(Dataset rows for apps and sites)
BEGIN

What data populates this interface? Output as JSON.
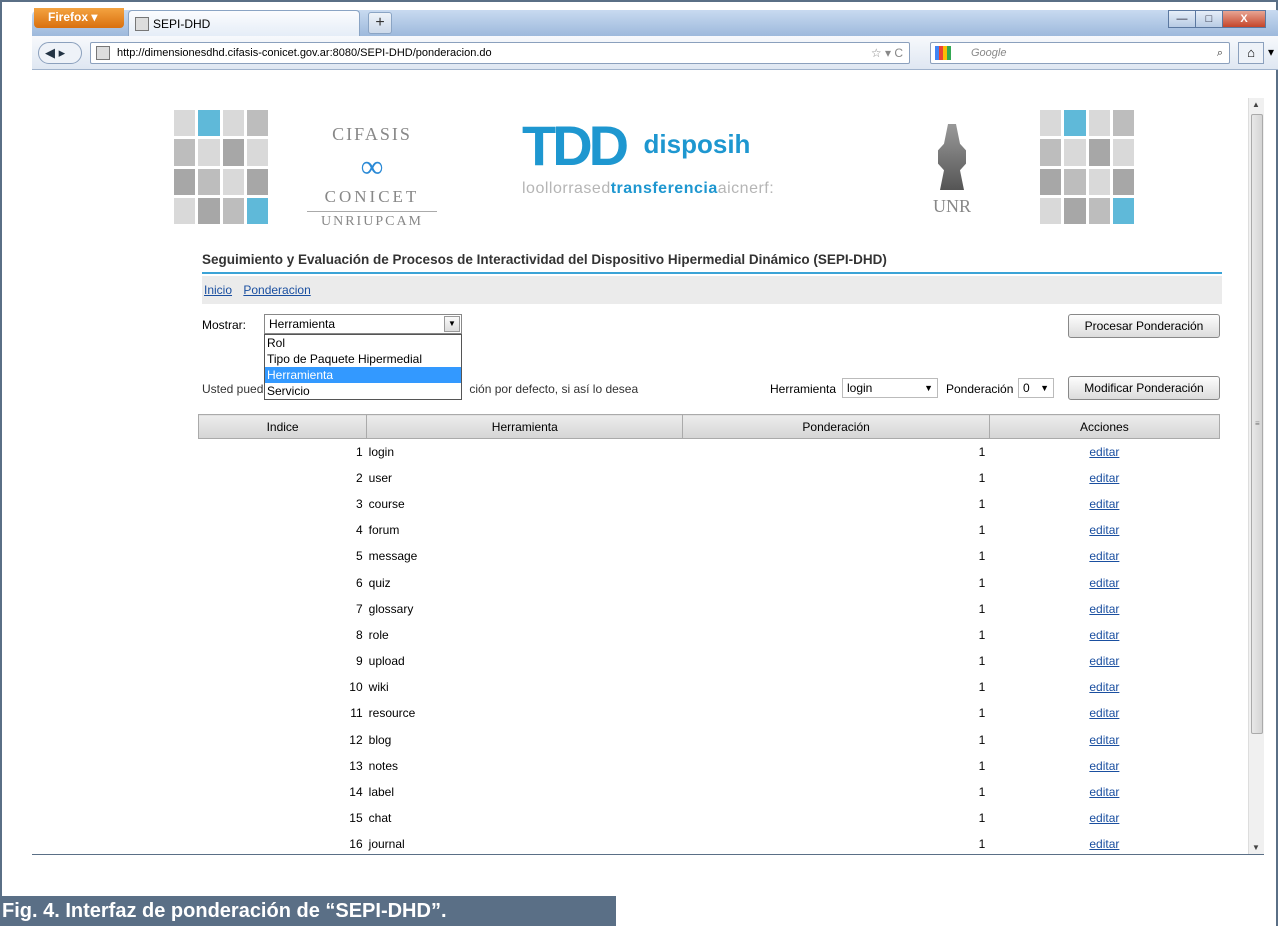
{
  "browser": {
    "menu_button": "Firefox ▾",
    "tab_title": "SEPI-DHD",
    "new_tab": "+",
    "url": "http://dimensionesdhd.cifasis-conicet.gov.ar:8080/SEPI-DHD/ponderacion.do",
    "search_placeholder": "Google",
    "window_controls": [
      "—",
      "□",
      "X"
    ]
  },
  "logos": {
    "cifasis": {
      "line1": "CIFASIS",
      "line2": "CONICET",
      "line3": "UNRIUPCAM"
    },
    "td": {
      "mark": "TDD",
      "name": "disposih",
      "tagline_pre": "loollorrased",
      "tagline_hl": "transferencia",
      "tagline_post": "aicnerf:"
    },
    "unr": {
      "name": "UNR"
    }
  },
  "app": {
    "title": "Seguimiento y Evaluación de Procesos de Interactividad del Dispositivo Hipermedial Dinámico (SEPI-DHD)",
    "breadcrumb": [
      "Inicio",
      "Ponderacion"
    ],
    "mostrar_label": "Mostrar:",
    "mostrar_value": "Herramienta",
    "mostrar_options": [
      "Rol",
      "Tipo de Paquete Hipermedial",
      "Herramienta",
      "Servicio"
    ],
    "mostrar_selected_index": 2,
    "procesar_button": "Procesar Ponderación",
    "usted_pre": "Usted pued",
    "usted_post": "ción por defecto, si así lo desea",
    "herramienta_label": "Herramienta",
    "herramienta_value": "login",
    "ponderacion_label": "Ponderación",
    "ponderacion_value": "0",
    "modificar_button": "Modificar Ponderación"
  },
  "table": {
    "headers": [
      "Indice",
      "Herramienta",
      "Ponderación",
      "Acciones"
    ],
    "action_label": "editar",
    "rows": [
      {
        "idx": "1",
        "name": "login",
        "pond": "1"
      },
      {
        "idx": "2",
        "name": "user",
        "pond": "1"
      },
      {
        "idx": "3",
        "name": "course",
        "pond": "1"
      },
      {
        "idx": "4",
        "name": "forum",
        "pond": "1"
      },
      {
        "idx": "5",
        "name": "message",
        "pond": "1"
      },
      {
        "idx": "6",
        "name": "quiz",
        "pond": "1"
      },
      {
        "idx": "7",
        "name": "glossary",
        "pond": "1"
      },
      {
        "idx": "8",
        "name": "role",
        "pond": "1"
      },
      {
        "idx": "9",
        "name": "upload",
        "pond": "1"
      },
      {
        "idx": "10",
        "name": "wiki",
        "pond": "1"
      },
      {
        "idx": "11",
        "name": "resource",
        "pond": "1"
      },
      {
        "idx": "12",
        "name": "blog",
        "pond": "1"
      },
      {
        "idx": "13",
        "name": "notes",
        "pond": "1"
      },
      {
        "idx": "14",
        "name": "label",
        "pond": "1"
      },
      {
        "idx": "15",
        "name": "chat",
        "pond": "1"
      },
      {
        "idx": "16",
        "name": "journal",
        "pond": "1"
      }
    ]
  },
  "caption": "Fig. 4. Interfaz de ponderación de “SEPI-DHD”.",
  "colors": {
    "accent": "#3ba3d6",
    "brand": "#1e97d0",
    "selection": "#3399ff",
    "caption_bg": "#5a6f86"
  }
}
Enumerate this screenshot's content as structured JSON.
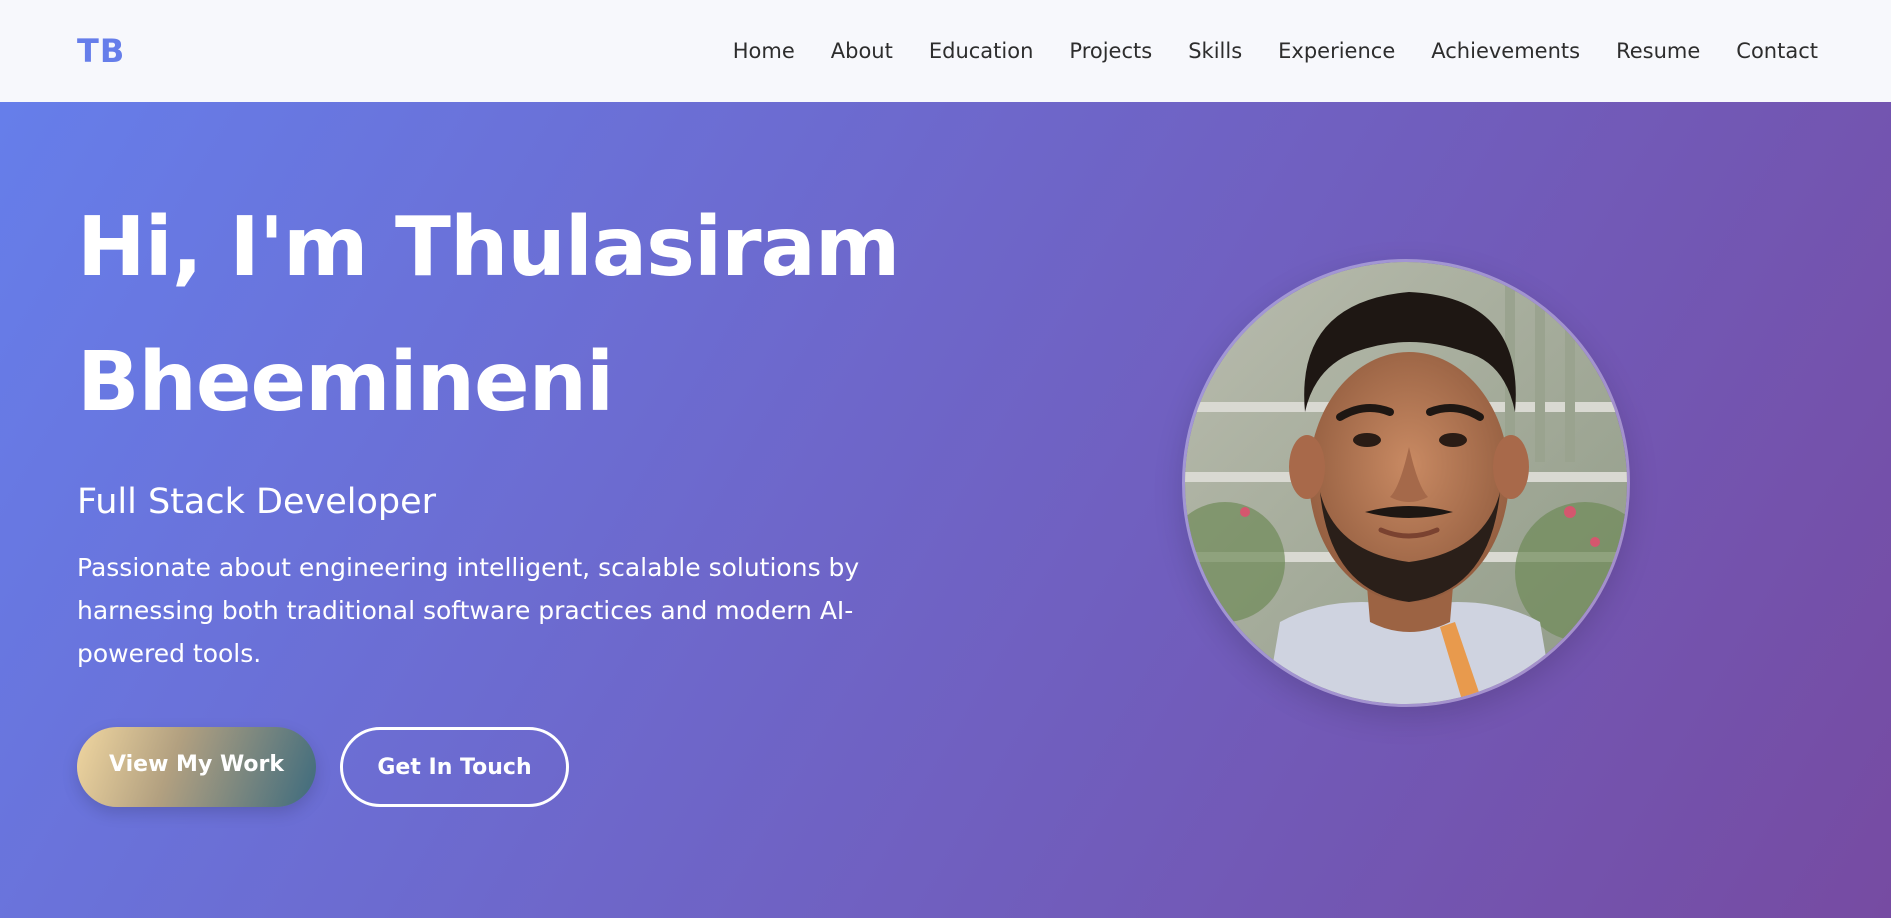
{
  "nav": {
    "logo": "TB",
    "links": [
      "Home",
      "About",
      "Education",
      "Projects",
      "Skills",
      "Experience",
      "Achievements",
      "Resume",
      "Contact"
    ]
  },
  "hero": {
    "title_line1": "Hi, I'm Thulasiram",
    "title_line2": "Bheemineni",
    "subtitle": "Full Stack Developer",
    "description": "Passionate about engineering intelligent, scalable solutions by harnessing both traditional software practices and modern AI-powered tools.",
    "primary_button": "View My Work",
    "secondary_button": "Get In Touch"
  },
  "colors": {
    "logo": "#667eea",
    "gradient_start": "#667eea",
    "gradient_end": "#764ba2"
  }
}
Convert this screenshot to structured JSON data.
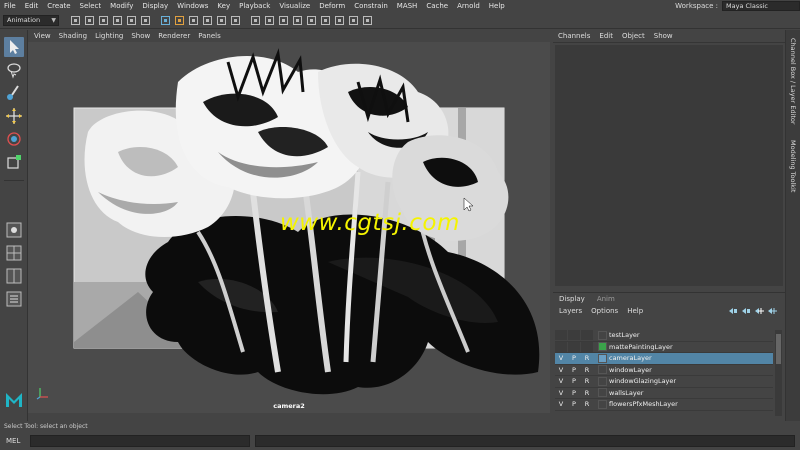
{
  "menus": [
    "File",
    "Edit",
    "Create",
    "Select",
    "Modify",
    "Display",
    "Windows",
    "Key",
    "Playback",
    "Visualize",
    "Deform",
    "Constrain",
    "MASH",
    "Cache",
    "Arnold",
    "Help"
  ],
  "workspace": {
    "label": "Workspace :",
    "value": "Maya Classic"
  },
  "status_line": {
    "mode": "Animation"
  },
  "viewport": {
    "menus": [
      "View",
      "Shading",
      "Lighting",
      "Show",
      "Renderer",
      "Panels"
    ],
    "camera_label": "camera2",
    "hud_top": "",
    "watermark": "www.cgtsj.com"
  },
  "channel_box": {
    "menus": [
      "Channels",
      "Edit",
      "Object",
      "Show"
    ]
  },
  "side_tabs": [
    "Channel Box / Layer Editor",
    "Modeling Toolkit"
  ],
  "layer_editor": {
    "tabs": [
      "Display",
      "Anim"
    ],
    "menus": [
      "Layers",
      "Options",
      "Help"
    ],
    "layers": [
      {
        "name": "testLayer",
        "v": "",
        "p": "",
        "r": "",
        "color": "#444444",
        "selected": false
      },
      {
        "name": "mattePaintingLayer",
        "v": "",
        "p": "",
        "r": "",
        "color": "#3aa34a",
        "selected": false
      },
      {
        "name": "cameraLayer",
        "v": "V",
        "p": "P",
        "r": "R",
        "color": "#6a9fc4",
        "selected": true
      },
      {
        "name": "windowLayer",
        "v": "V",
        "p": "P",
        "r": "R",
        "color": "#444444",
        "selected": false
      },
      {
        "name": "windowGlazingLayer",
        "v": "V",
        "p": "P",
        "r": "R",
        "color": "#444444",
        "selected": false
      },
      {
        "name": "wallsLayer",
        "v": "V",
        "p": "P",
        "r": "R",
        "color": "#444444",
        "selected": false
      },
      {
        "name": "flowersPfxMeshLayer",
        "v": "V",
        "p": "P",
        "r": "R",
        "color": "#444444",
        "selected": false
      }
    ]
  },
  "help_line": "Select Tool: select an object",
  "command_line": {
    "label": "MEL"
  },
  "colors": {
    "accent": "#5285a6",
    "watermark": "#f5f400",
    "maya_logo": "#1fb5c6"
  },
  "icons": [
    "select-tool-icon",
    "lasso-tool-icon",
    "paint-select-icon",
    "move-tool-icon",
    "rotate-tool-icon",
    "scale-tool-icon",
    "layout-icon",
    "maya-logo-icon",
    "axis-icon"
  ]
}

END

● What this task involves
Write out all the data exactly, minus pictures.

● Exercise response
What data populates this interface? Output as JSON.
{
  "browser": {
    "menu_button": "Firefox ▾",
    "tab_title": "SEPI-DHD",
    "new_tab": "+",
    "url": "http://dimensionesdhd.cifasis-conicet.gov.ar:8080/SEPI-DHD/ponderacion.do",
    "search_placeholder": "Google",
    "window_controls": [
      "—",
      "□",
      "X"
    ]
  },
  "logos": {
    "cifasis": {
      "line1": "CIFASIS",
      "line2": "CONICET",
      "line3": "UNRIUPCAM"
    },
    "td": {
      "mark": "TDD",
      "name": "disposih",
      "tagline_pre": "loollorrased",
      "tagline_hl": "transferencia",
      "tagline_post": "aicnerf:"
    },
    "unr": {
      "name": "UNR"
    }
  },
  "app": {
    "title": "Seguimiento y Evaluación de Procesos de Interactividad del Dispositivo Hipermedial Dinámico (SEPI-DHD)",
    "breadcrumb": [
      "Inicio",
      "Ponderacion"
    ],
    "mostrar_label": "Mostrar:",
    "mostrar_value": "Herramienta",
    "mostrar_options": [
      "Rol",
      "Tipo de Paquete Hipermedial",
      "Herramienta",
      "Servicio"
    ],
    "mostrar_selected_index": 2,
    "procesar_button": "Procesar Ponderación",
    "usted_pre": "Usted pued",
    "usted_post": "ción por defecto, si así lo desea",
    "herramienta_label": "Herramienta",
    "herramienta_value": "login",
    "ponderacion_label": "Ponderación",
    "ponderacion_value": "0",
    "modificar_button": "Modificar Ponderación"
  },
  "table": {
    "headers": [
      "Indice",
      "Herramienta",
      "Ponderación",
      "Acciones"
    ],
    "action_label": "editar",
    "rows": [
      {
        "idx": "1",
        "name": "login",
        "pond": "1"
      },
      {
        "idx": "2",
        "name": "user",
        "pond": "1"
      },
      {
        "idx": "3",
        "name": "course",
        "pond": "1"
      },
      {
        "idx": "4",
        "name": "forum",
        "pond": "1"
      },
      {
        "idx": "5",
        "name": "message",
        "pond": "1"
      },
      {
        "idx": "6",
        "name": "quiz",
        "pond": "1"
      },
      {
        "idx": "7",
        "name": "glossary",
        "pond": "1"
      },
      {
        "idx": "8",
        "name": "role",
        "pond": "1"
      },
      {
        "idx": "9",
        "name": "upload",
        "pond": "1"
      },
      {
        "idx": "10",
        "name": "wiki",
        "pond": "1"
      },
      {
        "idx": "11",
        "name": "resource",
        "pond": "1"
      },
      {
        "idx": "12",
        "name": "blog",
        "pond": "1"
      },
      {
        "idx": "13",
        "name": "notes",
        "pond": "1"
      },
      {
        "idx": "14",
        "name": "label",
        "pond": "1"
      },
      {
        "idx": "15",
        "name": "chat",
        "pond": "1"
      },
      {
        "idx": "16",
        "name": "journal",
        "pond": "1"
      }
    ]
  },
  "caption": "Fig. 4. Interfaz de ponderación de “SEPI-DHD”.",
  "colors": {
    "accent": "#3ba3d6",
    "brand": "#1e97d0",
    "selection": "#3399ff",
    "caption_bg": "#5a6f86"
  }
}
Enumerate this screenshot's content as structured JSON.
{
  "nav": {
    "logo": "TB",
    "links": [
      "Home",
      "About",
      "Education",
      "Projects",
      "Skills",
      "Experience",
      "Achievements",
      "Resume",
      "Contact"
    ]
  },
  "hero": {
    "title_line1": "Hi, I'm Thulasiram",
    "title_line2": "Bheemineni",
    "subtitle": "Full Stack Developer",
    "description": "Passionate about engineering intelligent, scalable solutions by harnessing both traditional software practices and modern AI-powered tools.",
    "primary_button": "View My Work",
    "secondary_button": "Get In Touch"
  },
  "colors": {
    "logo": "#667eea",
    "gradient_start": "#667eea",
    "gradient_end": "#764ba2"
  }
}
Convert this screenshot to structured JSON data.
{
  "menus": [
    "File",
    "Edit",
    "Create",
    "Select",
    "Modify",
    "Display",
    "Windows",
    "Key",
    "Playback",
    "Visualize",
    "Deform",
    "Constrain",
    "MASH",
    "Cache",
    "Arnold",
    "Help"
  ],
  "workspace": {
    "label": "Workspace :",
    "value": "Maya Classic"
  },
  "status_line": {
    "mode": "Animation"
  },
  "viewport": {
    "menus": [
      "View",
      "Shading",
      "Lighting",
      "Show",
      "Renderer",
      "Panels"
    ],
    "camera_label": "camera2",
    "hud_top": "",
    "watermark": "www.cgtsj.com"
  },
  "channel_box": {
    "menus": [
      "Channels",
      "Edit",
      "Object",
      "Show"
    ]
  },
  "side_tabs": [
    "Channel Box / Layer Editor",
    "Modeling Toolkit"
  ],
  "layer_editor": {
    "tabs": [
      "Display",
      "Anim"
    ],
    "menus": [
      "Layers",
      "Options",
      "Help"
    ],
    "layers": [
      {
        "name": "testLayer",
        "v": "",
        "p": "",
        "r": "",
        "color": "#444444",
        "selected": false
      },
      {
        "name": "mattePaintingLayer",
        "v": "",
        "p": "",
        "r": "",
        "color": "#3aa34a",
        "selected": false
      },
      {
        "name": "cameraLayer",
        "v": "V",
        "p": "P",
        "r": "R",
        "color": "#6a9fc4",
        "selected": true
      },
      {
        "name": "windowLayer",
        "v": "V",
        "p": "P",
        "r": "R",
        "color": "#444444",
        "selected": false
      },
      {
        "name": "windowGlazingLayer",
        "v": "V",
        "p": "P",
        "r": "R",
        "color": "#444444",
        "selected": false
      },
      {
        "name": "wallsLayer",
        "v": "V",
        "p": "P",
        "r": "R",
        "color": "#444444",
        "selected": false
      },
      {
        "name": "flowersPfxMeshLayer",
        "v": "V",
        "p": "P",
        "r": "R",
        "color": "#444444",
        "selected": false
      }
    ]
  },
  "help_line": "Select Tool: select an object",
  "command_line": {
    "label": "MEL"
  },
  "colors": {
    "accent": "#5285a6",
    "watermark": "#f5f400",
    "maya_logo": "#1fb5c6"
  },
  "icons": [
    "select-tool-icon",
    "lasso-tool-icon",
    "paint-select-icon",
    "move-tool-icon",
    "rotate-tool-icon",
    "scale-tool-icon",
    "layout-icon",
    "maya-logo-icon",
    "axis-icon"
  ]
}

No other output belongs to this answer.